In the first study, listeners to a popular Dutch radio station were asked to fill in an online questionnaire which listed a set of statements, with participants scoring each from one to five based on how true it was for them.

The second study looked at why people chose to listen to sad music when feeling sad in the first place, with people being asked to recall such an occasion and show agreement with a string of reasons.

Far more people agreed with the assertion that they listened to sad music for consolation than happy music and that they did so to find consolation when negative feeling were ‘overwhelming’.

For many, sad music helped listeners cope with a negative situation, helped them cry and deal with grief. The date showed that this emotional involvement with the sad music helped listeners to cope with and accept feelings of loss. .Whereas happy music was not linked to dealing with grief in any of these ways.

Dr Van den Tol said: “Ultimately, this study shows that even though many people prefer listening to happy music in general, they find sad music helps them deal with sadness more often.

“By connection to the sad emotions in the music, they are able to turn negative emotions into something more peaceful, allowing them to move on and accept these.”

Posted on Monday 28th March 2016

Search news archive

DMU open days
 
News target area image
News

DMU is a dynamic university, read about what we have been up to in our latest news section.

Events target area image
Events

At DMU there is always something to do or see, check out our events for yourself.

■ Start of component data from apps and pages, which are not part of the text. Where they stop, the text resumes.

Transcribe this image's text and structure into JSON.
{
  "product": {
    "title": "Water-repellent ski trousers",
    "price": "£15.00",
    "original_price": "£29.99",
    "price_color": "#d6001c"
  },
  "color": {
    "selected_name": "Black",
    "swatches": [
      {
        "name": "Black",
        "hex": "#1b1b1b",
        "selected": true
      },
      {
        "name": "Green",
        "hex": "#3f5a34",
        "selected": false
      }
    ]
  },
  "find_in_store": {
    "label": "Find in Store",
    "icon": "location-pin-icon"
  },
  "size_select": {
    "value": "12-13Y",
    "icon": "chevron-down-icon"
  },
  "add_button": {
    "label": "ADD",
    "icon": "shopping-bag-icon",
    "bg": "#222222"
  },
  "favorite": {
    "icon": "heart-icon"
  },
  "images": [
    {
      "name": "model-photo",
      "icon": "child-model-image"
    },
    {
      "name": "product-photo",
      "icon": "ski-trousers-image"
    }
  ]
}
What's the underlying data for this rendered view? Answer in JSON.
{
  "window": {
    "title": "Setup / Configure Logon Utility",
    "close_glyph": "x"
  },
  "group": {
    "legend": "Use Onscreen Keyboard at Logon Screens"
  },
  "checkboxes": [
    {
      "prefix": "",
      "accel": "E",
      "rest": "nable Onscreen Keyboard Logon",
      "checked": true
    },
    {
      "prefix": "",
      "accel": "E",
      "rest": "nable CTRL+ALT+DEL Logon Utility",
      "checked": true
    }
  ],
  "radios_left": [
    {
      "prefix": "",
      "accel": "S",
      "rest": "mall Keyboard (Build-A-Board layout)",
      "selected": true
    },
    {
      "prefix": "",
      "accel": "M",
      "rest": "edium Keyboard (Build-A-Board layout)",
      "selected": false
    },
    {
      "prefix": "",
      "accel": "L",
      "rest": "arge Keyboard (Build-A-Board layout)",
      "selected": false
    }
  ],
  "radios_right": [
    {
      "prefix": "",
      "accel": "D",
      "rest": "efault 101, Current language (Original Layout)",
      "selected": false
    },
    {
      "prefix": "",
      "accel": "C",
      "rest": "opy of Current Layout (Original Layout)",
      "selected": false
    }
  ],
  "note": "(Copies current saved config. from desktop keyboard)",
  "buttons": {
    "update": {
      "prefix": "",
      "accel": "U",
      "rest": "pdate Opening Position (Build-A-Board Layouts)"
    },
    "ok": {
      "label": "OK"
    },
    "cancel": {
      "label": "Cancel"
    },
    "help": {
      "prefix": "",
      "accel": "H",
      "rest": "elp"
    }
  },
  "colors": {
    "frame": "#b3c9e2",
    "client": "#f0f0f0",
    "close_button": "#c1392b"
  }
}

Mission and vision target area image
Mission and vision

Read about our mission and vision and how these create a supportive and exciting learning environment.